Soft drinks being sold in schools in St. Lucia will fizzle out soon, and very soon as the Ministry of Health and Wellness embarks on a campaign to combat unhealthy habits. The campaign will move to end the sale of unhealthy drinks in educational institutions on the island. The proposed ban was discussed with school principals by Chief Nutritionist, Lisa Hunt-Mitchell, that recommends exercise, a healthy diet and supplements like Kratom Capsules that help the body keep their good state, and in a severe case of overweight, a coolsculpting seattle treatment.
Articulating the need for St. Lucia to take action in building a healthier nation, Hunt-Mitchell explained that sweet drinks were having a disastrous effect on the nation with incidences of diabetes, heart disease, obesity, cavities and other illnesses on the rise.
“Sweetened beverages are bad for the health in general, but soft drinks have added ingredients such as caffeine, phosphoric acid, and colourings that are far worse. These ingredients have very negative effects on the health,” Mitchell said, adding that St Lucia is not the first country to implement that policy.
Citing Trinidad and Tobago’s ban on soda and sweetened drinks at the start of the new school year in September, and Barbados’ plan to move in that direction, Hunt-Mitchell argued that St Lucia had every reason to make the move as well.
“We want to encourage the children to drink more water, instead of juices or soft drinks,” she said.
One school principal has already been sold on the movement being lead by the nutritionist.
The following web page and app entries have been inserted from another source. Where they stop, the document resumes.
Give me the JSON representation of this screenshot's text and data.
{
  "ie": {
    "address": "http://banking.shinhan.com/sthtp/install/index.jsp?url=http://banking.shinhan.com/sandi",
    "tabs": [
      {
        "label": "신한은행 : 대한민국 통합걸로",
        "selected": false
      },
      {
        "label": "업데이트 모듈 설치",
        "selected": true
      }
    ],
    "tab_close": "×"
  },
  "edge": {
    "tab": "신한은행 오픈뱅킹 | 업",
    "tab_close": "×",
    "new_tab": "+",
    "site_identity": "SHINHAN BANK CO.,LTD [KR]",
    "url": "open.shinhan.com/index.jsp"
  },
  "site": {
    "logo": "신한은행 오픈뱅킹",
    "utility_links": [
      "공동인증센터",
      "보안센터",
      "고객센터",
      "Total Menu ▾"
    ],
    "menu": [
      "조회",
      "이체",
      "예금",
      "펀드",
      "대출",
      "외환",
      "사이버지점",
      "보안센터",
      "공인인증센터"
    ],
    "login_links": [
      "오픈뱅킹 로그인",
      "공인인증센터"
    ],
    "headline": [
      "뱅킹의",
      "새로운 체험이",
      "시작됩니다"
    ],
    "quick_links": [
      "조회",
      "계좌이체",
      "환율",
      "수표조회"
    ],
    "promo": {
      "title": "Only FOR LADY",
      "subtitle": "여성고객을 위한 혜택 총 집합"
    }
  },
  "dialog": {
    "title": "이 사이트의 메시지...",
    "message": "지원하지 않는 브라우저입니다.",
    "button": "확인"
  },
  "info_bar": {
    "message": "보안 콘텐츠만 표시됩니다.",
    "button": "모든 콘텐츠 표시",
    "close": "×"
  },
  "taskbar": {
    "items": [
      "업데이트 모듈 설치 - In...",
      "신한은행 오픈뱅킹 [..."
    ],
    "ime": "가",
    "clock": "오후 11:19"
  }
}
Mrs. Ella Tomas- John said, “I think it should have been done a long time ago, so that by now we would have reduced on the number of behavioural problems that we experience. It is important to protect the health of our children. There are children who are obese because they consume all this sugar and do not engage in physical activity. Most children today play with their iPads or their phones instead of engaging in physical activity.”